HAYWARD, Wis. - Funeral services are scheduled March 13 for Bryon J. Schroeder, owner of Hayward Power Sports and other area businesses, who died March 8.
He was 56.
Bryon James Schroeder was born and raised in Minnesota.
The serial entrepreneur moved to Hayward in 1995 and started Whiplash Lake Resort, then Lost Land Lake Lodge.
Not long after that he
bought Mrotek's riding stable and snowmobile dealership, which he
developed into Hayward Power Sports
He was also the owner of Timber Ford in Hayward and a restaurant.
For many years he stood as president of Sawyer County Snowmobile and ATV Alliance and served on the governor's council for snowmobiling.

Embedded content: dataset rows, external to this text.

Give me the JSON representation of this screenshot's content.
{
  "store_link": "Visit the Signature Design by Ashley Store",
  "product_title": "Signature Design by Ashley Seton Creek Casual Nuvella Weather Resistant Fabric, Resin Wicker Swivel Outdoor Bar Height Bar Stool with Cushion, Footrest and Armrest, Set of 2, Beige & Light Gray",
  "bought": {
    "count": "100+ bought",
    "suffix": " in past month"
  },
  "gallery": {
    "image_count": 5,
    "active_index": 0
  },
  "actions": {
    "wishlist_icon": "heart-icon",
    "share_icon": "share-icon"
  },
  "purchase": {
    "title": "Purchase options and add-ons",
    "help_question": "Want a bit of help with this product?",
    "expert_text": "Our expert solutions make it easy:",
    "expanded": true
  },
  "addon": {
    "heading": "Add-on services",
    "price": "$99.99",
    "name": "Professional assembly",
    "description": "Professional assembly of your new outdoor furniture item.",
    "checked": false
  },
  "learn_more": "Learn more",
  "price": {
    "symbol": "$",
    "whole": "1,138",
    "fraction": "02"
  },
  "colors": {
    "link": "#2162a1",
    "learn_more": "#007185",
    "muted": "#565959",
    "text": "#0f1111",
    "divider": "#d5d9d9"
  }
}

Timber Ford Mercury of Hayward WI
Bryon Schroeder, Owner Partner
First of all, Bryon ...
First of all, Bryon Schroeder, President of the Alliance was nominated for the AWSC as Dealer of the Year and he got it.

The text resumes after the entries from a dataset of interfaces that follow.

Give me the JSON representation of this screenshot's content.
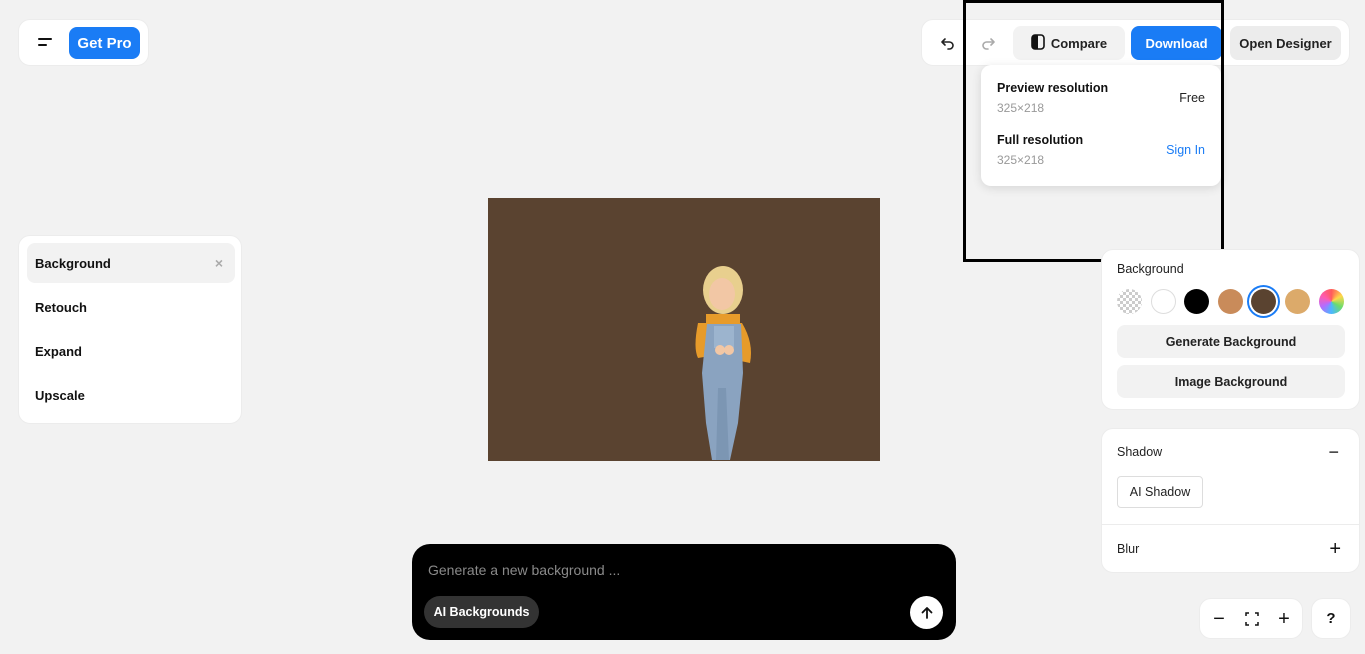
{
  "header": {
    "get_pro_label": "Get Pro"
  },
  "toolbar": {
    "compare_label": "Compare",
    "download_label": "Download",
    "open_designer_label": "Open Designer"
  },
  "download_menu": {
    "options": [
      {
        "title": "Preview resolution",
        "size": "325×218",
        "action": "Free"
      },
      {
        "title": "Full resolution",
        "size": "325×218",
        "action": "Sign In"
      }
    ]
  },
  "tools": {
    "items": [
      {
        "label": "Background",
        "active": true
      },
      {
        "label": "Retouch"
      },
      {
        "label": "Expand"
      },
      {
        "label": "Upscale"
      }
    ],
    "close_glyph": "×"
  },
  "background_panel": {
    "title": "Background",
    "swatches": [
      "transparent",
      "#ffffff",
      "#000000",
      "#c98b5a",
      "#5a4330",
      "#dcaa6a",
      "gradient"
    ],
    "selected_swatch": "#5a4330",
    "generate_label": "Generate Background",
    "image_label": "Image Background"
  },
  "shadow_panel": {
    "title": "Shadow",
    "ai_shadow_label": "AI Shadow",
    "blur_title": "Blur"
  },
  "zoom": {
    "out_glyph": "−",
    "in_glyph": "+",
    "help_glyph": "?"
  },
  "prompt": {
    "placeholder": "Generate a new background ...",
    "chip_label": "AI Backgrounds"
  },
  "colors": {
    "accent": "#1a7cf5",
    "canvas_bg": "#5a4330"
  }
}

He will get his award in October in Stevens Point at the AWSC convention.
Sawyer County ATV & Snowmobile ...
Sawyer County ATV & Snowmobile Alliance President Bryon Schroeder said there are informal agreements among the clubs in adjacent counties to cooperatively maintain short sections of trail across their county borders for efficiency reasons.

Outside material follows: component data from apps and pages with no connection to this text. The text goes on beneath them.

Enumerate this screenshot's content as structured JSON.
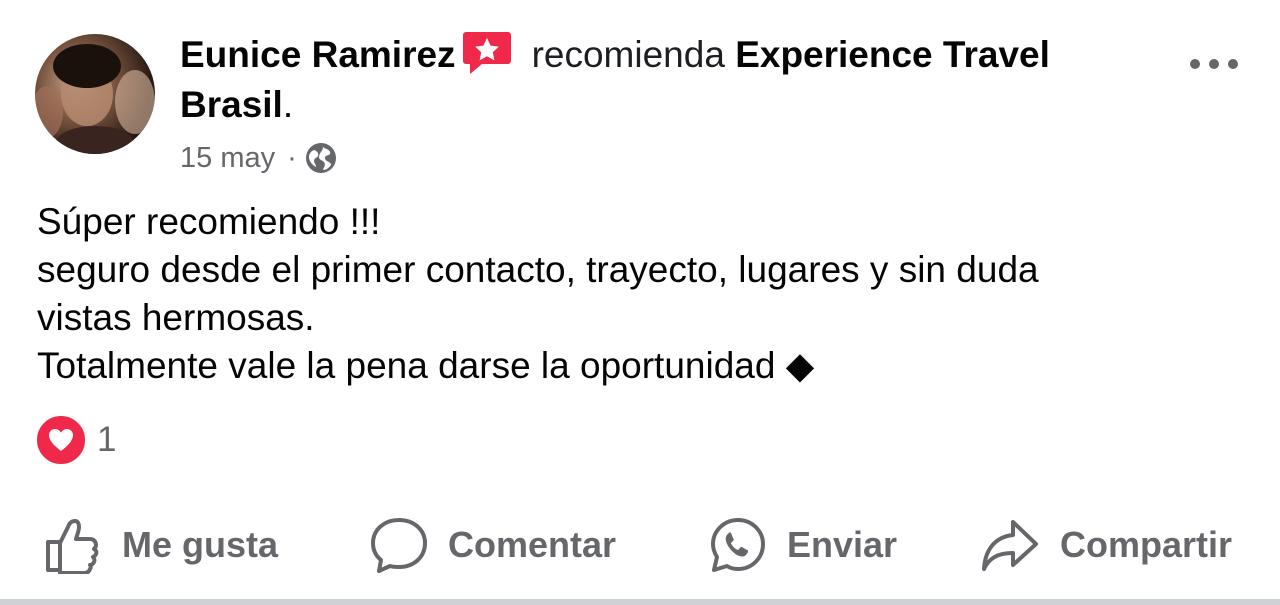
{
  "post": {
    "author": "Eunice Ramirez",
    "verb": "recomienda",
    "page_name_line1": "Experience Travel",
    "page_name_line2": "Brasil",
    "period": ".",
    "date": "15 may",
    "separator": "·",
    "privacy_icon": "globe-icon",
    "body_lines": [
      "Súper recomiendo !!!",
      "seguro desde el primer contacto, trayecto, lugares y sin duda",
      "vistas hermosas.",
      "Totalmente vale la pena darse la oportunidad"
    ],
    "trailing_glyph": "◆"
  },
  "reactions": {
    "type": "heart-icon",
    "count": "1"
  },
  "actions": {
    "like": "Me gusta",
    "comment": "Comentar",
    "send": "Enviar",
    "share": "Compartir"
  },
  "colors": {
    "recommend_badge": "#f0284a",
    "heart": "#f0284a",
    "secondary_text": "#65676b",
    "primary_text": "#050505"
  }
}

Sawyer County Snowmobile and ATV ...
Sawyer County Snowmobile and ATV Alliance president Bryon Schroeder reported this week that snowmobile trails running through the woods have kept a great base, although slushy conditions on lakes make for tough riding.
is confident that with the warmer temperatures, early-season ruts in the trails will be filled in.Then all we need, he
said, is about another six inches of powder for near perfect conditions.
"South of us right now - Rusk County - everything (trails) south of us is closed now," Schroeder
stated."We never close our snowmobile trails in this county and there's reasons for it."Schroeder
said that one of those reasons is that riders are coming to Sawyer County and snowmobiling in what they feel are good conditions.
"It's such a subjective thing: what's a good and bad trail," he
said."Personally, I prefer about a half-inch of snow and I don't care if there's a brown spot here or there."Schroeder
added that the snowmobiles being marketed right now have evolved over recent years to operate with very little snow.
> "There's some people out there who believe that unless there's three feet of snow, they don't think they have good snow conditions.But our trails are open - we certainly have some slush and water on the lakes.Actually this is helping the situation because we did have some frozen ruts that were created after we got the snow and re-froze that were hazardous.This warm weather has flattened those out so when it re-freezes we'll have better lake conditions than we had to this point," Schroeder